If domestic violence seems like an abstract phenomenon, this TBWA campaign from Finland will remind people that it's happening right on their doorstep. TBWA launched an outdoor campaign for the Helsinki Police over the Christmas holidays that had a hyperlocal, reactive element to it. When a domestic violence call into 911 (which is actually 112 in Helsinki), the agency—with help from outdoor company JCDecaux—immediately put up anti-violence PSA posters on the 15 outdoor placements nearest to the home that made the call. The posters stayed up for 48 hours before being swiftly removed again.
Grey's holiday appeal for the Salvation Army in Canada makes impressive use of Facebook 360 photos to give users a more rounded view of poverty. At first glance, posts resemble typical yuletide fare, with smiling parents and kids wishing their families and friends a Merry Christmas, complete with festive trees and colorful lights in the background.
The non-profit organization Youth Mentoring collaborated with Los Angeles-based creative duo Armen Perian and Rosie Geozalian on a project that, if nothing else, dried up some of Andrew Garfield's vanishing free time. It's called "Hug It Out!" It's a spoof of 1990s educational PSAs, and it promotes hugs as a tool for increasing compassion with one another.
A county council in England has come up with a clever and discreet way of combatting sexual violence and abuse.
Here's a jarring disconnect—hearts and flowers, boxes of chocolates and hand-written love notes mixed with threats and violence. A new outdoor campaign from the Los Angeles Police Department and mayor Eric Garcetti's office uses a series of well-known romantic tropes as a stark backdrop for a message about domestic abuse.
What do you care about? Is it gun control? Justice for sexual assault victims? Healthcare? Mental health? Reproductive rights? Immigration?
A road safety ad by AMV BBDO is sparking cries of victim-blaming in the U.K. for warning cyclists to hang back from trucks that are making left turns—the driver's blind side on that country's roads.
Count Emmy Award voters among the slew of people nationwide who've been charmed and captivated by The Ad Council's famous, viral "Love Has No Labels" diversity and inclusion PSA campaign, created by R/GA and production company Mindride.
The idea of Criss Angel and Dee Snider collaborating on anything may repulse some people, but it's for a good cause. This time, anyway. Unbeknownst to us, Criss has a cancer charity—Heal Every Life Possible, or HELP. And Dee pitched in to do just that, by recording a maudlin piano ballad version of Twisted Sister's best song, "We're Not Gonna Take It."

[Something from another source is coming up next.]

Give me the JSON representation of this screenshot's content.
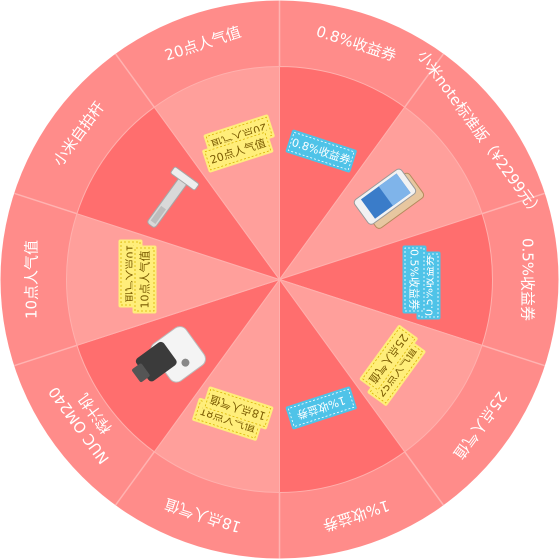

The teenage stars of YouTube reality series @SummerBreak take an emotional ride in this road-safety PSA with a reveal so powerful, it reduces some of them to tears.